Screenshot 2018-07-18 14.03.16.png

Some books are excellent because of their story, some for their wording, some for their characters, some for their descriptions, some for their ingenuity, some for their world-building.  Possibly only Harry Potter has been equivalently excellent on all of these.  Raven Boys is really approaching the finish line close behind.  The characters are unique, the story is ingenious, the setting is rich, the word choice is perfect in that evokes good mental imagery without being too wordy (ahem, a Game of the Thrones fail!), and the style, the voice, is lyrical.  I was initially surprised that the audiobook version was read by a man (since I expect books by women to be read by women, especially when the first character introduced is a woman).  But I find myself looking forward to times when I can put on this narrator (Will Patton).  He really embodies one of the second book’s characters and so seems logical now that I am into Book 3.

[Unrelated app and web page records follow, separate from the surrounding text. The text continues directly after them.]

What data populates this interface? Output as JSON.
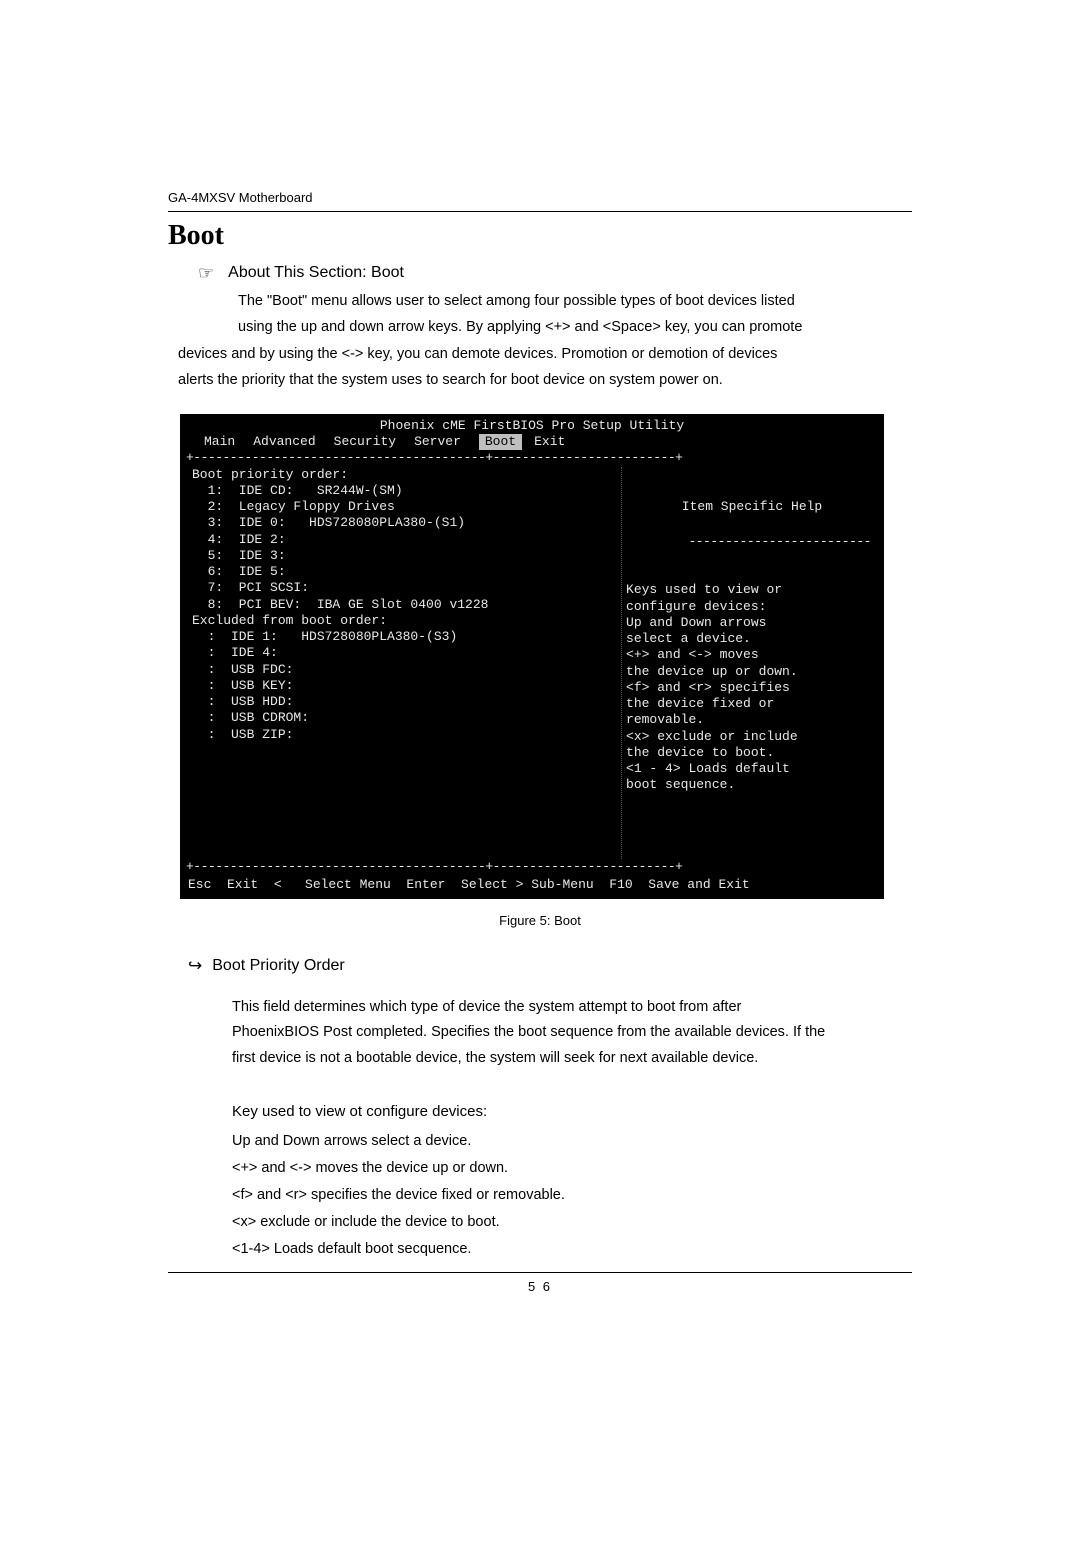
{
  "doc": {
    "header": "GA-4MXSV Motherboard",
    "title": "Boot",
    "about_label": "About This Section: Boot",
    "about_p1": "The \"Boot\" menu allows user to select among four possible types of boot devices listed",
    "about_p2": "using the up and down arrow keys. By applying <+> and <Space> key, you can promote",
    "about_p3": "devices and by using the <-> key, you can demote devices. Promotion or demotion of devices",
    "about_p4": "alerts the priority that the system uses to search for boot device on system power on.",
    "fig_caption": "Figure 5: Boot",
    "subheading": "Boot  Priority Order",
    "desc_p1": "This field determines which type of device the system attempt to boot from after",
    "desc_p2": "PhoenixBIOS Post completed. Specifies the boot sequence from the available devices. If the",
    "desc_p3": "first device is not a bootable device, the system will seek for next available device.",
    "key_heading": "Key used to view ot configure devices:",
    "k1": "Up and Down arrows select a device.",
    "k2": "<+> and <-> moves the device up or down.",
    "k3": "<f> and <r> specifies the device fixed or removable.",
    "k4": " <x> exclude or include the device to boot.",
    "k5": "<1-4> Loads default boot secquence.",
    "page_number": "5 6"
  },
  "bios": {
    "title": "Phoenix cME FirstBIOS Pro Setup Utility",
    "menu": {
      "m1": "Main",
      "m2": "Advanced",
      "m3": "Security",
      "m4": "Server",
      "m5": "Boot",
      "m6": "Exit"
    },
    "help_title": "Item Specific Help",
    "left_lines": [
      "Boot priority order:",
      "  1:  IDE CD:   SR244W-(SM)",
      "  2:  Legacy Floppy Drives",
      "  3:  IDE 0:   HDS728080PLA380-(S1)",
      "  4:  IDE 2:",
      "  5:  IDE 3:",
      "  6:  IDE 5:",
      "  7:  PCI SCSI:",
      "  8:  PCI BEV:  IBA GE Slot 0400 v1228",
      "Excluded from boot order:",
      "  :  IDE 1:   HDS728080PLA380-(S3)",
      "  :  IDE 4:",
      "  :  USB FDC:",
      "  :  USB KEY:",
      "  :  USB HDD:",
      "  :  USB CDROM:",
      "  :  USB ZIP:"
    ],
    "right_lines": [
      "",
      "Keys used to view or",
      "configure devices:",
      "Up and Down arrows",
      "select a device.",
      "<+> and <-> moves",
      "the device up or down.",
      "<f> and <r> specifies",
      "the device fixed or",
      "removable.",
      "<x> exclude or include",
      "the device to boot.",
      "<1 - 4> Loads default",
      "boot sequence.",
      "",
      "",
      ""
    ],
    "nav": "Esc  Exit  <   Select Menu  Enter  Select > Sub-Menu  F10  Save and Exit"
  }
}
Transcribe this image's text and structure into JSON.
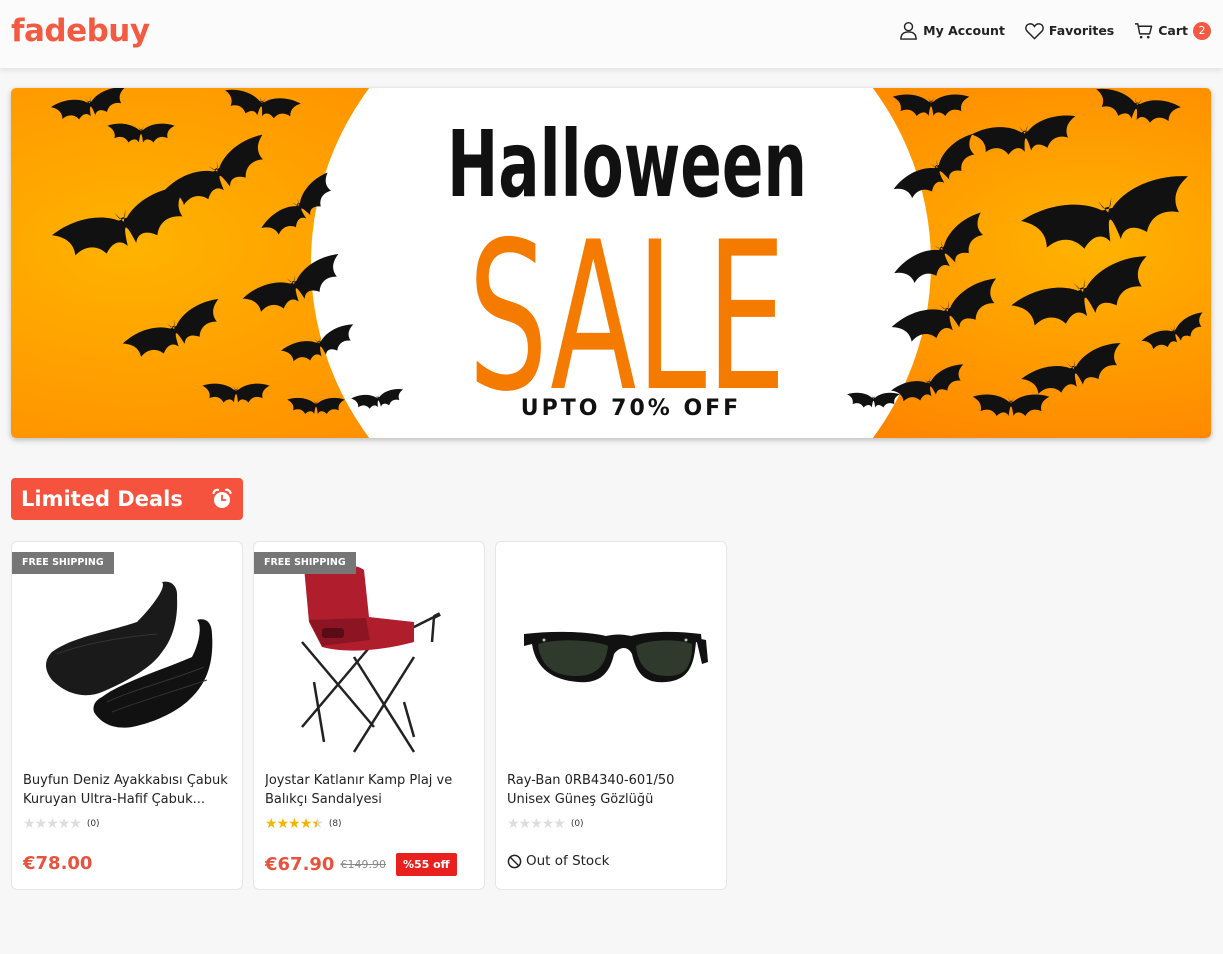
{
  "brand": {
    "name": "fadebuy",
    "color": "#f25a42"
  },
  "nav": {
    "account_label": "My Account",
    "favorites_label": "Favorites",
    "cart_label": "Cart",
    "cart_count": "2",
    "badge_color": "#f25a42"
  },
  "banner": {
    "line1": "Halloween",
    "line2": "SALE",
    "line3": "UPTO 70% OFF",
    "bg_color": "#ffa600",
    "accent_color": "#f27000"
  },
  "section": {
    "title": "Limited Deals",
    "color": "#f5533d",
    "icon": "alarm-clock-icon"
  },
  "products": [
    {
      "name": "Buyfun Deniz Ayakkabısı Çabuk Kuruyan Ultra-Hafif Çabuk...",
      "tag": "FREE SHIPPING",
      "rating": 0,
      "rating_count": "(0)",
      "price": "€78.00",
      "image": "water-shoes"
    },
    {
      "name": "Joystar Katlanır Kamp Plaj ve Balıkçı Sandalyesi",
      "tag": "FREE SHIPPING",
      "rating": 4.5,
      "rating_count": "(8)",
      "price": "€67.90",
      "old_price": "€149.90",
      "discount": "%55 off",
      "image": "camping-chair"
    },
    {
      "name": "Ray-Ban 0RB4340-601/50 Unisex Güneş Gözlüğü",
      "rating": 0,
      "rating_count": "(0)",
      "stock_label": "Out of Stock",
      "image": "sunglasses"
    }
  ],
  "colors": {
    "price": "#e8533e",
    "discount_bg": "#e8201e",
    "star_filled": "#f4b400",
    "star_empty": "#dddddd"
  }
}
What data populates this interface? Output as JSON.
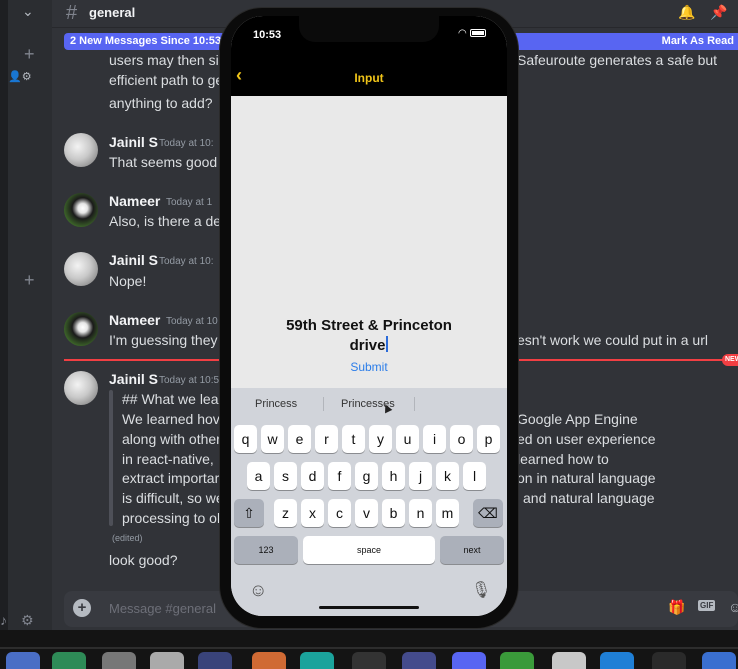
{
  "discord": {
    "channel_name": "general",
    "new_messages_banner": "2 New Messages Since 10:53 P",
    "mark_as_read": "Mark As Read",
    "composer_placeholder": "Message #general",
    "gif_label": "GIF",
    "new_badge": "NEW",
    "partial_lines": {
      "line1": "users may then sir",
      "line2": "efficient path to ge",
      "line3": "anything to add?",
      "right1": "Safeuroute generates a safe but"
    },
    "messages": [
      {
        "author": "Jainil S",
        "time": "Today at 10:",
        "text": "That seems good"
      },
      {
        "author": "Nameer",
        "time": "Today at 1",
        "text": "Also, is there a de"
      },
      {
        "author": "Jainil S",
        "time": "Today at 10:",
        "text": "Nope!"
      },
      {
        "author": "Nameer",
        "time": "Today at 10",
        "text": "I'm guessing they",
        "right": "esn't work we could put in a url"
      },
      {
        "author": "Jainil S",
        "time": "Today at 10:5"
      }
    ],
    "quote_lines_left": [
      "## What we lea",
      "We learned hov",
      "along with other",
      "in react-native,",
      "extract importar",
      "is difficult, so we",
      "processing to ol"
    ],
    "quote_lines_right": [
      "Google App Engine",
      "ed on user experience",
      "learned how to",
      "on in natural language",
      "and natural language"
    ],
    "edited": "(edited)",
    "last_message": "look good?"
  },
  "phone": {
    "time": "10:53",
    "nav_title": "Input",
    "address": "59th Street & Princeton\ndrive",
    "submit": "Submit",
    "suggestions": [
      "Princess",
      "Princesses"
    ],
    "keys_row1": [
      "q",
      "w",
      "e",
      "r",
      "t",
      "y",
      "u",
      "i",
      "o",
      "p"
    ],
    "keys_row2": [
      "a",
      "s",
      "d",
      "f",
      "g",
      "h",
      "j",
      "k",
      "l"
    ],
    "keys_row3": [
      "z",
      "x",
      "c",
      "v",
      "b",
      "n",
      "m"
    ],
    "key_123": "123",
    "key_space": "space",
    "key_next": "next"
  },
  "colors": {
    "discord_bg": "#313338",
    "blurple": "#5865f2",
    "accent_yellow": "#f0c419",
    "link_blue": "#2b7de9"
  }
}
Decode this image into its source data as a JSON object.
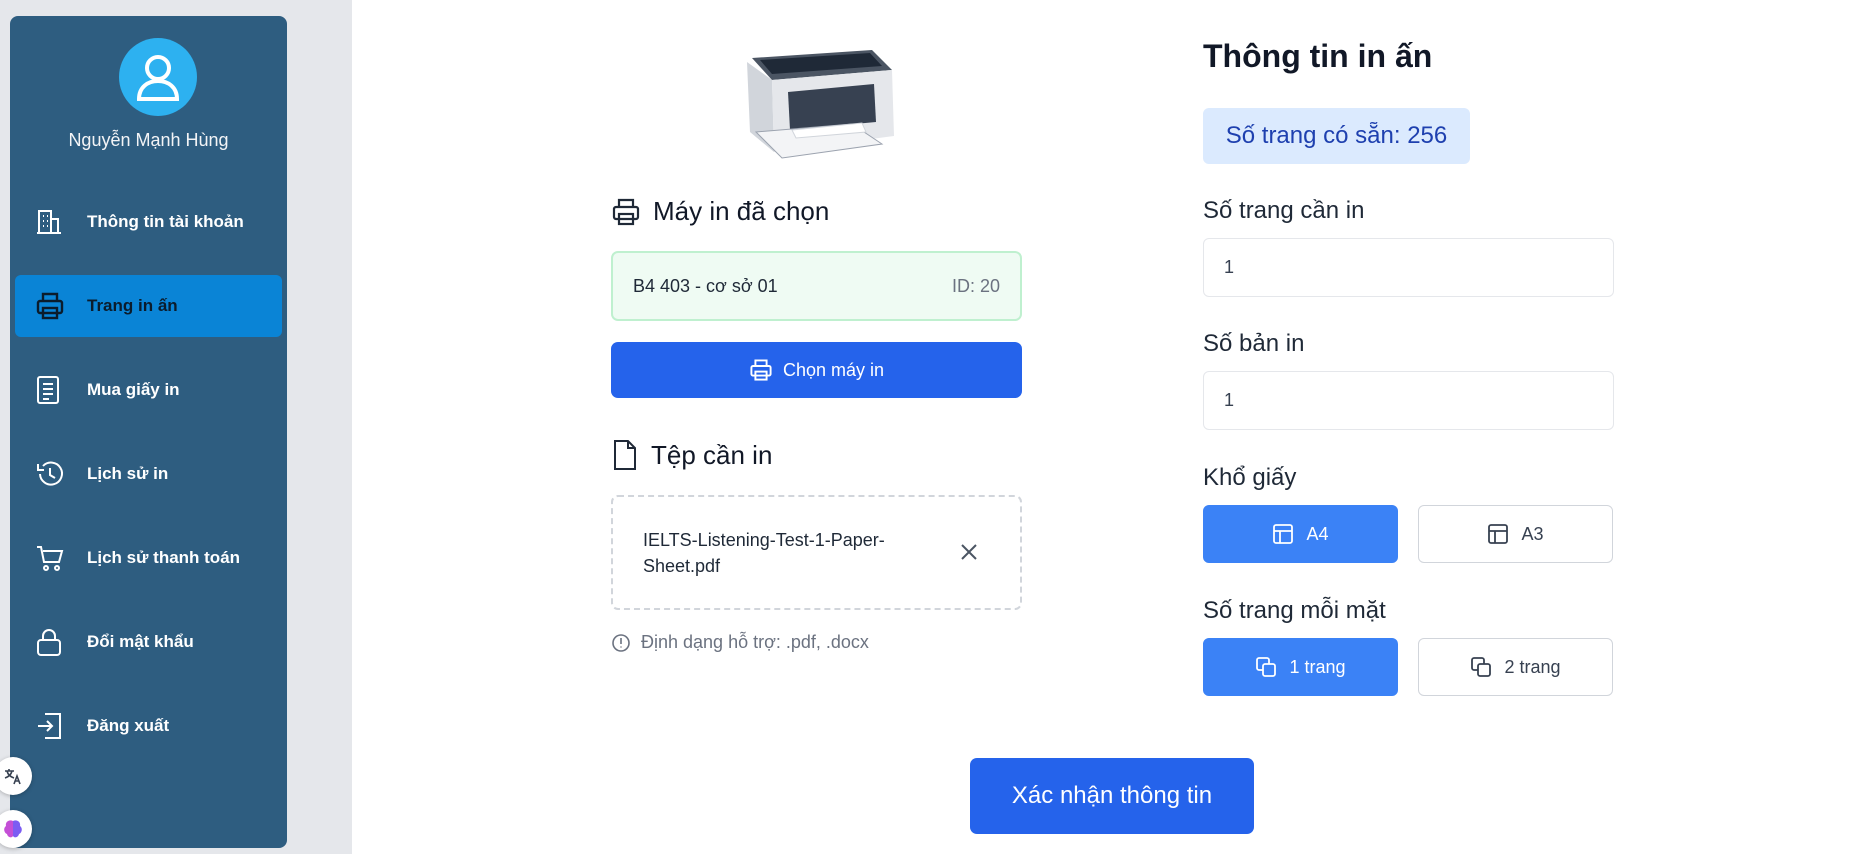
{
  "sidebar": {
    "user_name": "Nguyễn Mạnh Hùng",
    "items": [
      {
        "label": "Thông tin tài khoản",
        "icon": "building-icon"
      },
      {
        "label": "Trang in ấn",
        "icon": "printer-icon",
        "active": true
      },
      {
        "label": "Mua giấy in",
        "icon": "document-icon"
      },
      {
        "label": "Lịch sử in",
        "icon": "history-icon"
      },
      {
        "label": "Lịch sử thanh toán",
        "icon": "cart-icon"
      },
      {
        "label": "Đổi mật khẩu",
        "icon": "lock-icon"
      },
      {
        "label": "Đăng xuất",
        "icon": "logout-icon"
      }
    ],
    "accent": "#2e5d80",
    "active_color": "#0a84d6"
  },
  "printer_section": {
    "title": "Máy in đã chọn",
    "selected_name": "B4 403 - cơ sở 01",
    "selected_id": "ID: 20",
    "choose_button": "Chọn máy in"
  },
  "file_section": {
    "title": "Tệp cần in",
    "file_name": "IELTS-Listening-Test-1-Paper-Sheet.pdf",
    "hint": "Định dạng hỗ trợ: .pdf, .docx"
  },
  "print_info": {
    "title": "Thông tin in ấn",
    "available_pages": "Số trang có sẵn: 256",
    "pages_label": "Số trang cần in",
    "pages_value": "1",
    "copies_label": "Số bản in",
    "copies_value": "1",
    "paper_size_label": "Khổ giấy",
    "paper_sizes": [
      {
        "label": "A4",
        "selected": true
      },
      {
        "label": "A3",
        "selected": false
      }
    ],
    "pages_per_side_label": "Số trang mỗi mặt",
    "pages_per_side": [
      {
        "label": "1 trang",
        "selected": true
      },
      {
        "label": "2 trang",
        "selected": false
      }
    ]
  },
  "confirm_button": "Xác nhận thông tin",
  "colors": {
    "primary": "#2563eb",
    "selected_option": "#3b82f6",
    "badge_bg": "#dbeafe",
    "badge_text": "#1e40af"
  }
}
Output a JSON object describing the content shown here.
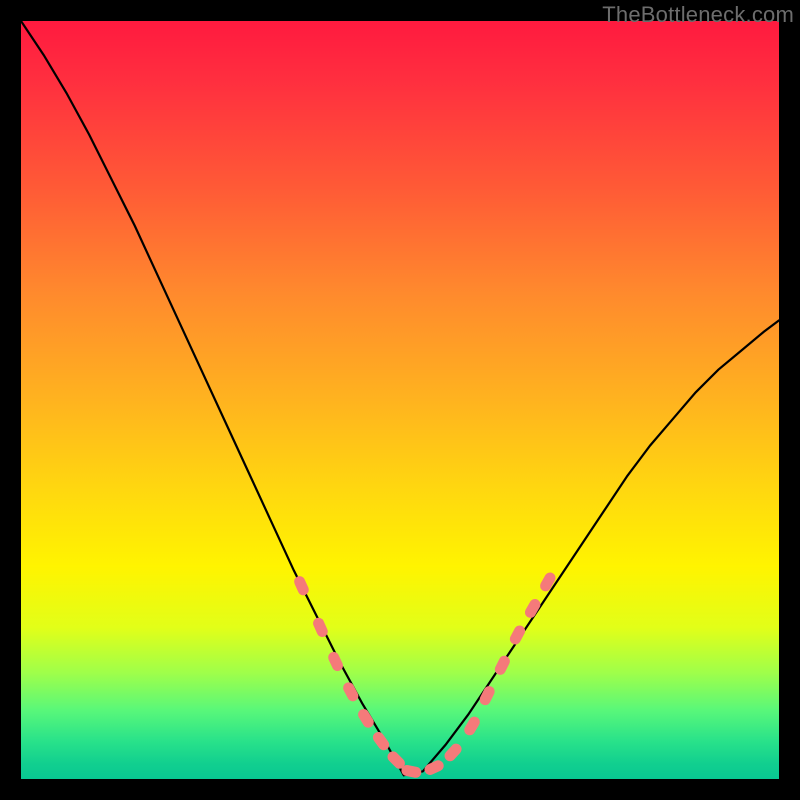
{
  "watermark": "TheBottleneck.com",
  "chart_data": {
    "type": "line",
    "title": "",
    "xlabel": "",
    "ylabel": "",
    "xlim": [
      0,
      1
    ],
    "ylim": [
      0,
      1
    ],
    "grid": false,
    "legend": false,
    "series": [
      {
        "name": "curve",
        "stroke": "#000000",
        "x": [
          0.0,
          0.03,
          0.06,
          0.09,
          0.12,
          0.15,
          0.18,
          0.21,
          0.24,
          0.27,
          0.3,
          0.33,
          0.36,
          0.39,
          0.42,
          0.45,
          0.48,
          0.505,
          0.53,
          0.56,
          0.59,
          0.62,
          0.65,
          0.68,
          0.71,
          0.74,
          0.77,
          0.8,
          0.83,
          0.86,
          0.89,
          0.92,
          0.95,
          0.98,
          1.0
        ],
        "y": [
          1.0,
          0.955,
          0.905,
          0.85,
          0.79,
          0.73,
          0.665,
          0.6,
          0.535,
          0.47,
          0.405,
          0.34,
          0.275,
          0.215,
          0.155,
          0.1,
          0.05,
          0.005,
          0.01,
          0.045,
          0.085,
          0.13,
          0.175,
          0.22,
          0.265,
          0.31,
          0.355,
          0.4,
          0.44,
          0.475,
          0.51,
          0.54,
          0.565,
          0.59,
          0.605
        ]
      }
    ],
    "markers": {
      "color": "#f57a7a",
      "x": [
        0.37,
        0.395,
        0.415,
        0.435,
        0.455,
        0.475,
        0.495,
        0.515,
        0.545,
        0.57,
        0.595,
        0.615,
        0.635,
        0.655,
        0.675,
        0.695
      ],
      "y": [
        0.255,
        0.2,
        0.155,
        0.115,
        0.08,
        0.05,
        0.025,
        0.01,
        0.015,
        0.035,
        0.07,
        0.11,
        0.15,
        0.19,
        0.225,
        0.26
      ]
    }
  }
}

Word choice is a funny thing.  I prefer to read a style of author who doesn’t use long or complicated words to get her point across.  I like it when an author can use normal, everyday words in a unique combination to really create an image.  This author has THAT!  Here, look!

“Her mother had asked Blue if she would go along as usual, but it wasn’t really a question. Blue had always gone; she would go this time. It was not as if she had made plans for St. Mark’s Eve. But she had to be asked. Maura had decided sometime before Blue’s birth that it was barbaric to order children about, and so Blue had grown up surrounded by imperative question marks.”

Maggie Stiefvater. The Raven Boys (The Raven Cycle, Book 1) . Scholastic Inc.. Kindle Edition.

Or this…. I love the phrase “the ruin was cupped in the densely wooded hills”.  Why yes, I do understand that the ruin sits there.  But I also get the idea that it is gently held, welcome, if somewhat hidden, by the landscape, a part of the hills themselves.  Ahhhhh.  Like a cool drink of water, the author’s simple but sweet word choice let’s in a wide audience of readers.

So I am off to finish this series and to work on some of my other rebelliously ignored choices.  What have YOU purposely avoided trying because everyone loved it?

Classic problem – kids won’t read classics

If you are interested in trying to get your kids/students to read the Classics, consider scaffolding the book with something that visually attracts the attention of a kid.  You can get MANY of the Classics in Graphic Novel form.  There has also been the same upswing in remaking books that we see in remaking movies and TV shows and songs.  And biographies of author’s have spawned another entry method for young readers.  Sir Author Conan Doyle is almost as popular a literary detective as Sherlock!  Or consider the recently released, Mary’s Monster.

Screenshot 2018-07-18 13.34.52It is actually a graphic, mostly factual account of how Mary Shelly wrote Frankenstein.  It is a short but really visually pleasing read.  It has a creepy feel suitable for upper middle school and above.  Screenshot 2018-07-18 13.34.31And it MADE me want to read the book – something I have never had the desire to do before.  I mentioned this on Twitter and someone tweeted back info about this site Frakenbook (https://www.frankenbook.org/) where the book is available with a huge twist and a definite improvement for the media savvy student who could use the analysis and support of well regarded critics and students alike.Screenshot 2018-07-18 13.33.24

Teachers, this one is for you….  what a great group read option.  And PS – and Frakenbook is FREE to use – no login required.

So, how are you doing with your summer reading and planning?